Galatians 4:4 – But when the set time had fully come, God sent his Son, born of a woman, born under the law,

Hebrews 2:14 – Since the children have flesh and blood, he too shared in their humanity so that by his death he might break the power of him who holds the power of death—that is, the devil—

2 Samuel 7:12-16 – When your days are over and you rest with your ancestors, I will raise up your offspring to succeed you, your own flesh and blood, and I will establish his kingdom. He is the one who will build a house for my Name, and I will establish the throne of his kingdom forever. I will be his father, and he will be my son. When he does wrong, I will punish him with a rod wielded by men, with floggings inflicted by human hands. But my love will never be taken away from him, as I took it away from Saul, whom I removed from before you. Your house and your kingdom will endure forever before me; your throne will be established forever.’”

Psalm 132:11 – The Lord swore an oath to David, a sure oath he will not revoke: “One of your own descendants I will place on your throne.

Matthew 1:1 – This is the genealogy of Jesus the Messiah the son of David, the son of Abraham:

Romans 1:3 – regarding his Son, who as to his earthly life was a descendant of David,

Philippians 2:7 – rather, he made himself nothing by taking the very nature of a servant, being made in human likeness.

Hebrews 2:17 – For this reason he had to be made like them, fully human in every way, in order that he might become a merciful and faithful high priest in service to God, and that he might make atonement for the sins of the people.

Hebrews 4:15 – For we do not have a high priest who is unable to empathize with our weaknesses, but we have one who has been tempted in every way, just as we are—yet he did not sin.

Hebrews 7:26-27 – Such a high priest truly meets our need—one who is holy, blameless, pure, set apart from sinners, exalted above the heavens. Unlike the other high priests, he does not need to offer sacrifices day after day, first for his own sins, and then for the sins of the people.
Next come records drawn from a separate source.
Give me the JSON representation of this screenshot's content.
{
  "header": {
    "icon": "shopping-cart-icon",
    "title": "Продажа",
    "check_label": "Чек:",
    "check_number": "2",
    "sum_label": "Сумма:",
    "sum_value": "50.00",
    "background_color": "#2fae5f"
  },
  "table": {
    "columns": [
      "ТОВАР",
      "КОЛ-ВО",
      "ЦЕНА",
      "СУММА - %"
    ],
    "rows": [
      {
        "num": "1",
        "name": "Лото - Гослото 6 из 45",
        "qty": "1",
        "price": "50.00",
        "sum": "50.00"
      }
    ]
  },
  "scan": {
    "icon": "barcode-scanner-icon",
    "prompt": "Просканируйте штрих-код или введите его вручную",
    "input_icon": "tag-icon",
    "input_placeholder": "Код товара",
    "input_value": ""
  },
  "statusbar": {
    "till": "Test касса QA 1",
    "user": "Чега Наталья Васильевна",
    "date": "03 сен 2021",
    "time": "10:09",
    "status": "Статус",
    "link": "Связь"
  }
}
He sacrificed for their sins once for all when he offered himself.



John 14:15-27 "The Holy Spirit"